# Your task:
If a line below contains the string "MAGAZINE", copy it out.

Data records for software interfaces
+++++
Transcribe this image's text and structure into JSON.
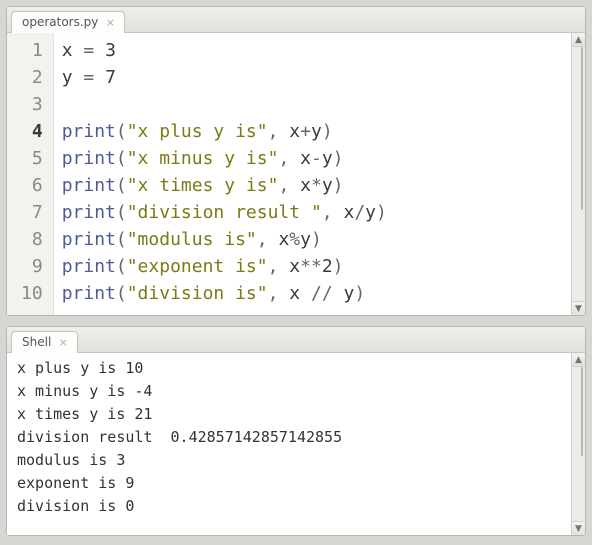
{
  "editor": {
    "tab_label": "operators.py",
    "current_line": 4,
    "tokens": [
      [
        {
          "t": "id",
          "v": "x"
        },
        {
          "t": "sp",
          "v": " "
        },
        {
          "t": "op",
          "v": "="
        },
        {
          "t": "sp",
          "v": " "
        },
        {
          "t": "num",
          "v": "3"
        }
      ],
      [
        {
          "t": "id",
          "v": "y"
        },
        {
          "t": "sp",
          "v": " "
        },
        {
          "t": "op",
          "v": "="
        },
        {
          "t": "sp",
          "v": " "
        },
        {
          "t": "num",
          "v": "7"
        }
      ],
      [],
      [
        {
          "t": "fn",
          "v": "print"
        },
        {
          "t": "par",
          "v": "("
        },
        {
          "t": "str",
          "v": "\"x plus y is\""
        },
        {
          "t": "op",
          "v": ","
        },
        {
          "t": "sp",
          "v": " "
        },
        {
          "t": "id",
          "v": "x"
        },
        {
          "t": "op",
          "v": "+"
        },
        {
          "t": "id",
          "v": "y"
        },
        {
          "t": "par",
          "v": ")"
        }
      ],
      [
        {
          "t": "fn",
          "v": "print"
        },
        {
          "t": "par",
          "v": "("
        },
        {
          "t": "str",
          "v": "\"x minus y is\""
        },
        {
          "t": "op",
          "v": ","
        },
        {
          "t": "sp",
          "v": " "
        },
        {
          "t": "id",
          "v": "x"
        },
        {
          "t": "op",
          "v": "-"
        },
        {
          "t": "id",
          "v": "y"
        },
        {
          "t": "par",
          "v": ")"
        }
      ],
      [
        {
          "t": "fn",
          "v": "print"
        },
        {
          "t": "par",
          "v": "("
        },
        {
          "t": "str",
          "v": "\"x times y is\""
        },
        {
          "t": "op",
          "v": ","
        },
        {
          "t": "sp",
          "v": " "
        },
        {
          "t": "id",
          "v": "x"
        },
        {
          "t": "op",
          "v": "*"
        },
        {
          "t": "id",
          "v": "y"
        },
        {
          "t": "par",
          "v": ")"
        }
      ],
      [
        {
          "t": "fn",
          "v": "print"
        },
        {
          "t": "par",
          "v": "("
        },
        {
          "t": "str",
          "v": "\"division result \""
        },
        {
          "t": "op",
          "v": ","
        },
        {
          "t": "sp",
          "v": " "
        },
        {
          "t": "id",
          "v": "x"
        },
        {
          "t": "op",
          "v": "/"
        },
        {
          "t": "id",
          "v": "y"
        },
        {
          "t": "par",
          "v": ")"
        }
      ],
      [
        {
          "t": "fn",
          "v": "print"
        },
        {
          "t": "par",
          "v": "("
        },
        {
          "t": "str",
          "v": "\"modulus is\""
        },
        {
          "t": "op",
          "v": ","
        },
        {
          "t": "sp",
          "v": " "
        },
        {
          "t": "id",
          "v": "x"
        },
        {
          "t": "op",
          "v": "%"
        },
        {
          "t": "id",
          "v": "y"
        },
        {
          "t": "par",
          "v": ")"
        }
      ],
      [
        {
          "t": "fn",
          "v": "print"
        },
        {
          "t": "par",
          "v": "("
        },
        {
          "t": "str",
          "v": "\"exponent is\""
        },
        {
          "t": "op",
          "v": ","
        },
        {
          "t": "sp",
          "v": " "
        },
        {
          "t": "id",
          "v": "x"
        },
        {
          "t": "op",
          "v": "**"
        },
        {
          "t": "num",
          "v": "2"
        },
        {
          "t": "par",
          "v": ")"
        }
      ],
      [
        {
          "t": "fn",
          "v": "print"
        },
        {
          "t": "par",
          "v": "("
        },
        {
          "t": "str",
          "v": "\"division is\""
        },
        {
          "t": "op",
          "v": ","
        },
        {
          "t": "sp",
          "v": " "
        },
        {
          "t": "id",
          "v": "x"
        },
        {
          "t": "sp",
          "v": " "
        },
        {
          "t": "op",
          "v": "//"
        },
        {
          "t": "sp",
          "v": " "
        },
        {
          "t": "id",
          "v": "y"
        },
        {
          "t": "par",
          "v": ")"
        }
      ]
    ]
  },
  "shell": {
    "tab_label": "Shell",
    "lines": [
      "x plus y is 10",
      "x minus y is -4",
      "x times y is 21",
      "division result  0.42857142857142855",
      "modulus is 3",
      "exponent is 9",
      "division is 0"
    ]
  }
}
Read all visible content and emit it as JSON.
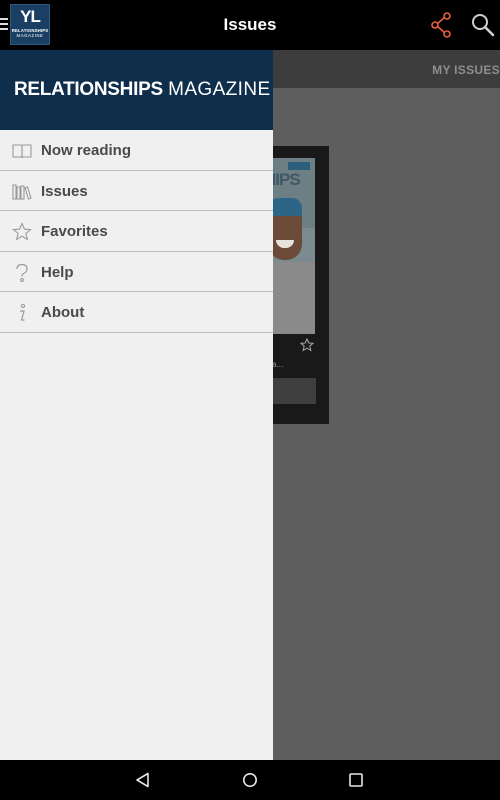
{
  "topbar": {
    "title": "Issues",
    "logo": {
      "mark": "YL",
      "line1": "RELATIONSHIPS",
      "line2": "MAGAZINE"
    },
    "icons": [
      "menu-icon",
      "share-icon",
      "search-icon"
    ],
    "share_color": "#e8603c"
  },
  "tabs": {
    "my_issues": "MY ISSUES"
  },
  "issue_card": {
    "cover_word": "HIPS",
    "caption": "a..."
  },
  "drawer": {
    "brand_bold": "RELATIONSHIPS",
    "brand_light": "MAGAZINE",
    "header_color": "#0f2e4b",
    "items": [
      {
        "label": "Now reading",
        "icon": "book-icon"
      },
      {
        "label": "Issues",
        "icon": "bookshelf-icon"
      },
      {
        "label": "Favorites",
        "icon": "star-icon"
      },
      {
        "label": "Help",
        "icon": "question-icon"
      },
      {
        "label": "About",
        "icon": "info-icon"
      }
    ]
  },
  "navbar": {
    "icons": [
      "back-icon",
      "home-icon",
      "recents-icon"
    ]
  }
}
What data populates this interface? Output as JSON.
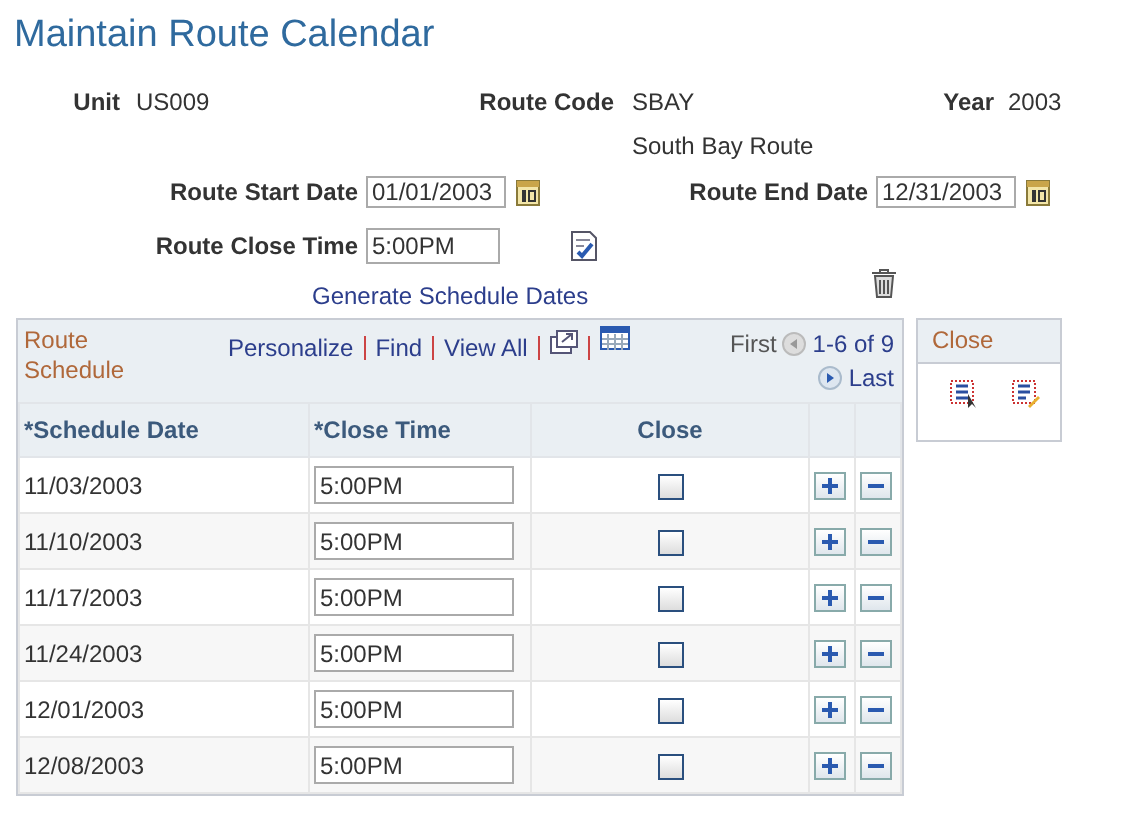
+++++
# Result:
      "line2": "MAGAZINE"
    "brand_light": "MAGAZINE",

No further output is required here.